***** Input records *****
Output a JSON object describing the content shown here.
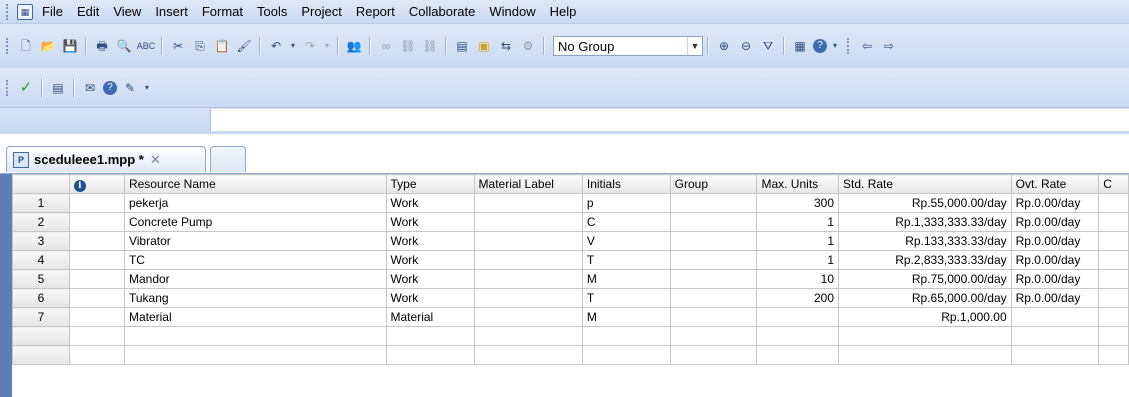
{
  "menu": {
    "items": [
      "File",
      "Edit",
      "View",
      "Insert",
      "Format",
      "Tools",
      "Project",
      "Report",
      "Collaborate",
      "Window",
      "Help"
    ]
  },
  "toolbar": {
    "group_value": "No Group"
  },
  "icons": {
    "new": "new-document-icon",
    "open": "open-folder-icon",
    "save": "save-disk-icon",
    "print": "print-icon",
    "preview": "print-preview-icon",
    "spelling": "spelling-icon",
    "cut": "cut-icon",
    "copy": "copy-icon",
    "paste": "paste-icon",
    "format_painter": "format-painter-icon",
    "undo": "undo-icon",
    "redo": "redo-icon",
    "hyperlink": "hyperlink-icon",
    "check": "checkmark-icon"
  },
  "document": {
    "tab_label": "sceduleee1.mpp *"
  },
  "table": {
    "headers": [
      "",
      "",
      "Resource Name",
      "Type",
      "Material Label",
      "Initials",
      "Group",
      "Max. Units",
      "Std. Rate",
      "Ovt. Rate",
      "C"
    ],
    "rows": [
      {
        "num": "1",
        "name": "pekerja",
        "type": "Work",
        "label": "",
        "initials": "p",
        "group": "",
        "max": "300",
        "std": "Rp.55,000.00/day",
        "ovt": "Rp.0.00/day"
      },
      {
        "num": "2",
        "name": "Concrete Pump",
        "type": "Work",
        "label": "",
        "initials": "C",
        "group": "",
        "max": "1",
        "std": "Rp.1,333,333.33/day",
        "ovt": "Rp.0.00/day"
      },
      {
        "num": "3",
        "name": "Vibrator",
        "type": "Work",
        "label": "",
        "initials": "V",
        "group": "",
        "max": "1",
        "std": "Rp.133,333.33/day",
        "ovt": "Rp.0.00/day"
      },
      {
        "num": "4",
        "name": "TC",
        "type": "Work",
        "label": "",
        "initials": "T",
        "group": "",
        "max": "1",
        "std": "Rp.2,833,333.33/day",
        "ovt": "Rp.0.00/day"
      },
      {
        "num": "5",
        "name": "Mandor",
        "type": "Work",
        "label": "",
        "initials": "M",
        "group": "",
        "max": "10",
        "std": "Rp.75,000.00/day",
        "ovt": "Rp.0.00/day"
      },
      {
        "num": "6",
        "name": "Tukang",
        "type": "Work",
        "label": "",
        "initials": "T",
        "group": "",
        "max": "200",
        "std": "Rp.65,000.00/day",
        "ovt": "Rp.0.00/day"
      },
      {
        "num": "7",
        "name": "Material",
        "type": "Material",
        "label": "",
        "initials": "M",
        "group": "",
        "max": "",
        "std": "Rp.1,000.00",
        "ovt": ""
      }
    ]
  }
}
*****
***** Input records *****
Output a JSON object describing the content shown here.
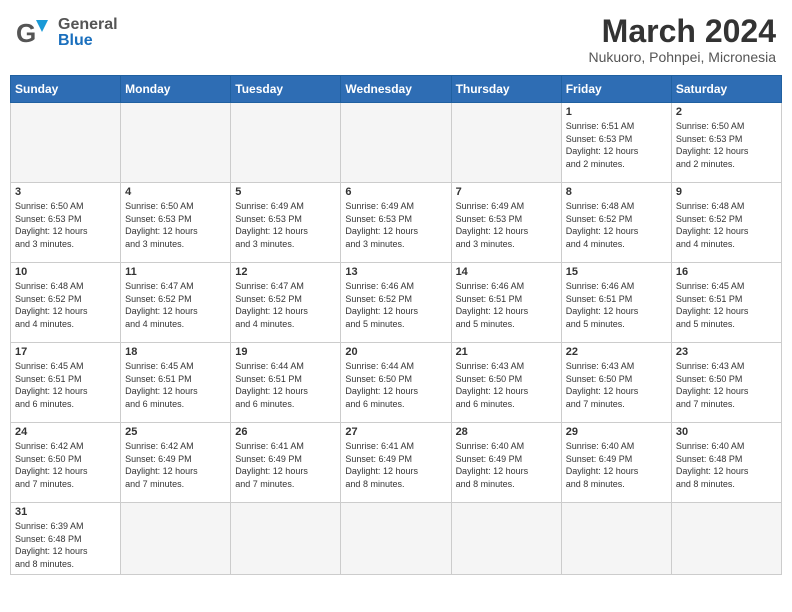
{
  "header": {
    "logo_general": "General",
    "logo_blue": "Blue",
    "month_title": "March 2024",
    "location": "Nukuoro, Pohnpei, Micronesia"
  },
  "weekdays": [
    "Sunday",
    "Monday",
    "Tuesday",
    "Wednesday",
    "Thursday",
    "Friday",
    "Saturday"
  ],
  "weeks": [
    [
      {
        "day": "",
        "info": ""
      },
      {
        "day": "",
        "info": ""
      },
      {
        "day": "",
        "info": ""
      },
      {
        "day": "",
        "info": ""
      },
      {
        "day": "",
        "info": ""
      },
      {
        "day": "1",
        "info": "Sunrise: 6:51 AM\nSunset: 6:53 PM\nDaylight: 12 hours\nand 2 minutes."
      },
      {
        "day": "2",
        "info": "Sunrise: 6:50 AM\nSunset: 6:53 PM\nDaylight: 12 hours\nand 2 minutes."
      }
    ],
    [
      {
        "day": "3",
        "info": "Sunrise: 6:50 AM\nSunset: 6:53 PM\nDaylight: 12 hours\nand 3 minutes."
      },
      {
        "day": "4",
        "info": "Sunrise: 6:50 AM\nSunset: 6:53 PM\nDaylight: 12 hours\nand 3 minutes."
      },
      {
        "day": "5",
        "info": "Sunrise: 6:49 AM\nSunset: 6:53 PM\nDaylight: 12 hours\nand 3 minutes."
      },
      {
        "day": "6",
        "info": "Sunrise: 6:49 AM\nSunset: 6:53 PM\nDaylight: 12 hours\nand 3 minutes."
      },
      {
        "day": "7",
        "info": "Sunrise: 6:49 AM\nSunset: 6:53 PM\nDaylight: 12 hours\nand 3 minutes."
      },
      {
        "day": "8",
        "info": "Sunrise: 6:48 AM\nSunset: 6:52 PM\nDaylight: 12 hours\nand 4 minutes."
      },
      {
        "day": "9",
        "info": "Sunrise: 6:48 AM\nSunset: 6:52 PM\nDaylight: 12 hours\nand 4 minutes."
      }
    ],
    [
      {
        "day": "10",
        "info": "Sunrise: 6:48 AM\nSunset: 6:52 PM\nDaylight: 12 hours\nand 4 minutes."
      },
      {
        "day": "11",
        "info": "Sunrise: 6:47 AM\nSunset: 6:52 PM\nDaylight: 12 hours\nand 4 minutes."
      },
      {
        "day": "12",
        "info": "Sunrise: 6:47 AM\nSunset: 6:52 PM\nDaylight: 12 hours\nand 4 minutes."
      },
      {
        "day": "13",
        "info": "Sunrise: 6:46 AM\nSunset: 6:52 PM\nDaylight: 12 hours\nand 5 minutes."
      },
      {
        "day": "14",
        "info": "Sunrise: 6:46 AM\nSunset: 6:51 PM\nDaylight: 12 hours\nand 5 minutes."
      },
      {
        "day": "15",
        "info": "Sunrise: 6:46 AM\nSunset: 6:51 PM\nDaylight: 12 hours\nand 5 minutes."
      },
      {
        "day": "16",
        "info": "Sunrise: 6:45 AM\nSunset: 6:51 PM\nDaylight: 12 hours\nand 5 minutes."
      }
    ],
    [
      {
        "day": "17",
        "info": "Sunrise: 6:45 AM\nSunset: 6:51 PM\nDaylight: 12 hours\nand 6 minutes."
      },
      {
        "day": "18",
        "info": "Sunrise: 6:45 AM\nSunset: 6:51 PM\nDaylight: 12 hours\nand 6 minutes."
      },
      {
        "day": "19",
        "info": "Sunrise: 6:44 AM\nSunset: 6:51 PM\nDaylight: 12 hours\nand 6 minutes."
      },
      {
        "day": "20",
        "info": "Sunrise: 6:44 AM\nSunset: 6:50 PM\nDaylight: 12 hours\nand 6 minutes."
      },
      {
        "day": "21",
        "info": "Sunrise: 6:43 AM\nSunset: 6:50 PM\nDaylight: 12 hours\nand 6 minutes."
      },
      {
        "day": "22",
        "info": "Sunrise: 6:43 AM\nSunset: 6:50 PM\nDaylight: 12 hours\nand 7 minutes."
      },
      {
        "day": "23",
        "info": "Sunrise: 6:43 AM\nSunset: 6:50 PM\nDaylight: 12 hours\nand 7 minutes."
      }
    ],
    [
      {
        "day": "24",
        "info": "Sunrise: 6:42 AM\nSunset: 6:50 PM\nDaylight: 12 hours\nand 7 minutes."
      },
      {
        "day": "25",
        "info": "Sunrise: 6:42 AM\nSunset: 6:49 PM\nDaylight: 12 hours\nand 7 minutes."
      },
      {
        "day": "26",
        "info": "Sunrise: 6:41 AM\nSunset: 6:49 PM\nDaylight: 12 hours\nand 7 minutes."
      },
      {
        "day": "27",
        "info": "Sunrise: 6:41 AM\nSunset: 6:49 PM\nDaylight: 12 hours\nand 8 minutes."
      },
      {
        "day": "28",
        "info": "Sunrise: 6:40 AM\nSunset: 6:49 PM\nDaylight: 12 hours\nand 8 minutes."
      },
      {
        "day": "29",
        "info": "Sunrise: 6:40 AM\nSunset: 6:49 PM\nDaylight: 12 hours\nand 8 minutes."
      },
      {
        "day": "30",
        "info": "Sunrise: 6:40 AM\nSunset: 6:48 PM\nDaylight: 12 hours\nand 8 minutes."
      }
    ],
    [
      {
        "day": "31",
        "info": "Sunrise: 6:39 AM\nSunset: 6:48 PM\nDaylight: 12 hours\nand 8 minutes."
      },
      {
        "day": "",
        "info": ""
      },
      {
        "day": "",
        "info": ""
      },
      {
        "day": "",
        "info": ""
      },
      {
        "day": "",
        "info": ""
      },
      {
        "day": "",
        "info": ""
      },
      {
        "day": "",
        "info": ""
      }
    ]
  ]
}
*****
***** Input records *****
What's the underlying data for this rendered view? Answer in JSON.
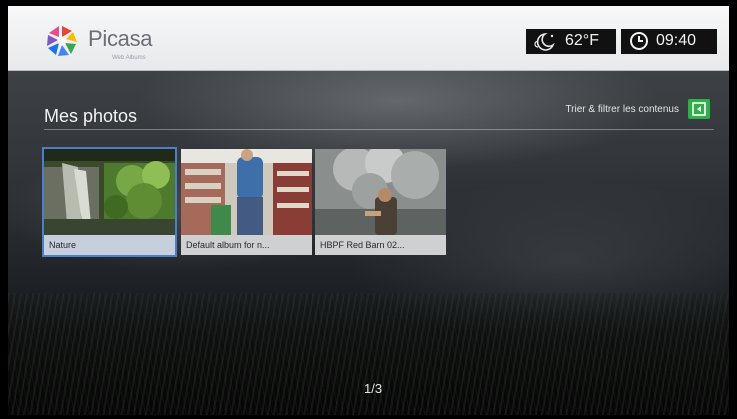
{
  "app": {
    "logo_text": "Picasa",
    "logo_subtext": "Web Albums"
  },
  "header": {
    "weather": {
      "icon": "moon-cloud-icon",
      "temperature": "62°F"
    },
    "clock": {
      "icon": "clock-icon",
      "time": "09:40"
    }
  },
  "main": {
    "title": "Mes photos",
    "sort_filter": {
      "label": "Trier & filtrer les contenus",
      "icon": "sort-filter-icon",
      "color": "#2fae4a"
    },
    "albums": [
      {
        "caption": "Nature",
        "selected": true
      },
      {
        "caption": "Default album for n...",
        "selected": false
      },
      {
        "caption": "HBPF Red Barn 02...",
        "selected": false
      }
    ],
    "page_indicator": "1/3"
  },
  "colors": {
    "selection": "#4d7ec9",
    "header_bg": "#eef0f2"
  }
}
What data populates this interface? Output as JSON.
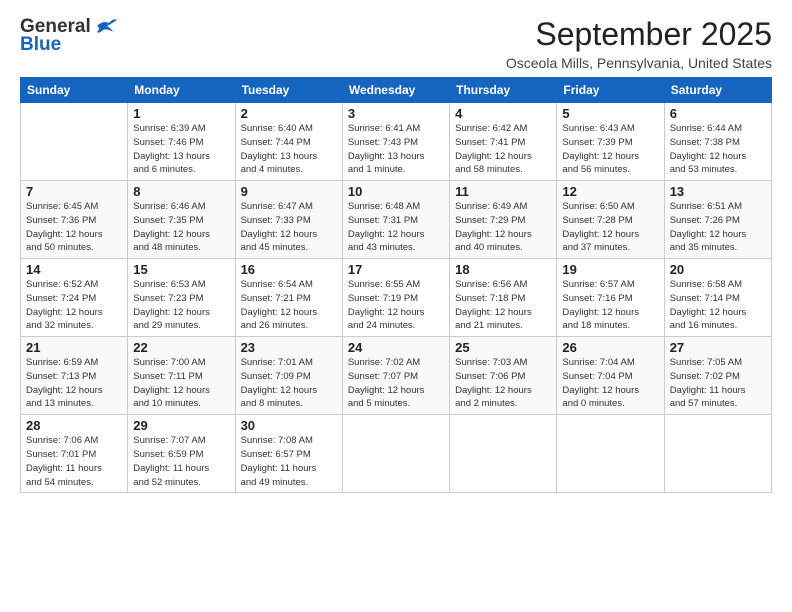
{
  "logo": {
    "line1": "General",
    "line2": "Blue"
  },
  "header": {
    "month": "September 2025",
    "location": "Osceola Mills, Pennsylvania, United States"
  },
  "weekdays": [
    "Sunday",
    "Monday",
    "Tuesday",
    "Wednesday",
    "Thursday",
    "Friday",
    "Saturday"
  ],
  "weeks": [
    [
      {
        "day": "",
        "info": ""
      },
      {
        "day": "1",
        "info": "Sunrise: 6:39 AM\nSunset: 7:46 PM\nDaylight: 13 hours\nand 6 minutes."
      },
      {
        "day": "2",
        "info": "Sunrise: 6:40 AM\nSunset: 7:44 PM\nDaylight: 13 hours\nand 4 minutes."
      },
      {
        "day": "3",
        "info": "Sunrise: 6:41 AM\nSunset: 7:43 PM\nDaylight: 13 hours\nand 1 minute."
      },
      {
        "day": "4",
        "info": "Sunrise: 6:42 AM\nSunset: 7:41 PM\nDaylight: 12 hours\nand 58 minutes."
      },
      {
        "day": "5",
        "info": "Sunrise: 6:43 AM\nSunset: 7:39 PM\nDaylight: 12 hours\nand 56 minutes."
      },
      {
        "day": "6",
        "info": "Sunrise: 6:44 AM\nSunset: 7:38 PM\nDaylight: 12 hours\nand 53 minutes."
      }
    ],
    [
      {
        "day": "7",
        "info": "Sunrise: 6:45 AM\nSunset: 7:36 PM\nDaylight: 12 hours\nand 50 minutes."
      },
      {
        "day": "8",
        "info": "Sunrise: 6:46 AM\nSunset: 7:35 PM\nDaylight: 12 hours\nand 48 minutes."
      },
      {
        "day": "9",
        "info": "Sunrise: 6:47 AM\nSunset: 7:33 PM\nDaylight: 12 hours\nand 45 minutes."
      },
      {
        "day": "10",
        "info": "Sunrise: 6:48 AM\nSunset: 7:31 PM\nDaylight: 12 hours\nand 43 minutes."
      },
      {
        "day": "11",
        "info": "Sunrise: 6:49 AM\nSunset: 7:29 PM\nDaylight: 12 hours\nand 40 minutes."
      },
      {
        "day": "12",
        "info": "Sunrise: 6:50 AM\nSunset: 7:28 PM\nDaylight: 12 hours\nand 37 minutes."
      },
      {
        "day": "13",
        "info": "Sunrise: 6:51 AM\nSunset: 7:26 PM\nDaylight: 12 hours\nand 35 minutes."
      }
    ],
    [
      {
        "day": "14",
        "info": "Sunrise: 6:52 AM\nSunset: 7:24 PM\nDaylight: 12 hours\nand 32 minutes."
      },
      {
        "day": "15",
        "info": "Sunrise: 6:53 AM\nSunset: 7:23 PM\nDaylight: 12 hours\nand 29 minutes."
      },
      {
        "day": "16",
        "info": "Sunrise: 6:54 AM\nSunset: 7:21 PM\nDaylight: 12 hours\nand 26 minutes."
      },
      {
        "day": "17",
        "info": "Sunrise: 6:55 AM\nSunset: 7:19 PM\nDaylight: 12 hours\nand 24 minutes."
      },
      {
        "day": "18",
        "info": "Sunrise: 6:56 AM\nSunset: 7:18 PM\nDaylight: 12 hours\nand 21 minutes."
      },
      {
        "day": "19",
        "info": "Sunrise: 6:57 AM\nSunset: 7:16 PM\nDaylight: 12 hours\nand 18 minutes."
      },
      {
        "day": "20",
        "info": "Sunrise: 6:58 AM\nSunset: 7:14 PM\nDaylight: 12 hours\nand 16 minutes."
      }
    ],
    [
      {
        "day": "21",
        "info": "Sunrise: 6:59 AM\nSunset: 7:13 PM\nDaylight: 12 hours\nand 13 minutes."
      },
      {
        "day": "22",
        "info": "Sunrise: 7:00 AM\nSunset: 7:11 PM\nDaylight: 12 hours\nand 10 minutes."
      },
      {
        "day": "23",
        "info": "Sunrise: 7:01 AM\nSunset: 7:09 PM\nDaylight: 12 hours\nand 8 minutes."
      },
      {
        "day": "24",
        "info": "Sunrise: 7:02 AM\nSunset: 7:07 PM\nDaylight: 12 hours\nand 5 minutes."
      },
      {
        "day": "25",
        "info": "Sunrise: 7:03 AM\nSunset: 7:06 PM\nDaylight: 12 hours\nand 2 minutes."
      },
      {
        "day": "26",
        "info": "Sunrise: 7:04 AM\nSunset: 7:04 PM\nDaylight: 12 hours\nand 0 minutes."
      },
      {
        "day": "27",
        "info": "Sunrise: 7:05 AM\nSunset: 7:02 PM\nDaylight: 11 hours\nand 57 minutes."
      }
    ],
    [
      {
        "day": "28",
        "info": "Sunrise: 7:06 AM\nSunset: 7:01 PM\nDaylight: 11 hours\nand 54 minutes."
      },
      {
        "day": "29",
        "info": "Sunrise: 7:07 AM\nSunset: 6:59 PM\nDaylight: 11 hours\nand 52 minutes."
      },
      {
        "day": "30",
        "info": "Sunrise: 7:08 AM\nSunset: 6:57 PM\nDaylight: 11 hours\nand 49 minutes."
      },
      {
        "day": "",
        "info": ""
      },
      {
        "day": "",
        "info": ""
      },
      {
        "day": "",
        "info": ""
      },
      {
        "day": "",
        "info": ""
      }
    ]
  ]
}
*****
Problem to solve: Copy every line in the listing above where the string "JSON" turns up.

Answer to this exercise:
Output a JSON object describing the content shown here.
Output a JSON object describing the content shown here.
What's the underlying data for this rendered view? Answer in JSON.
What data populates this interface? Output as JSON.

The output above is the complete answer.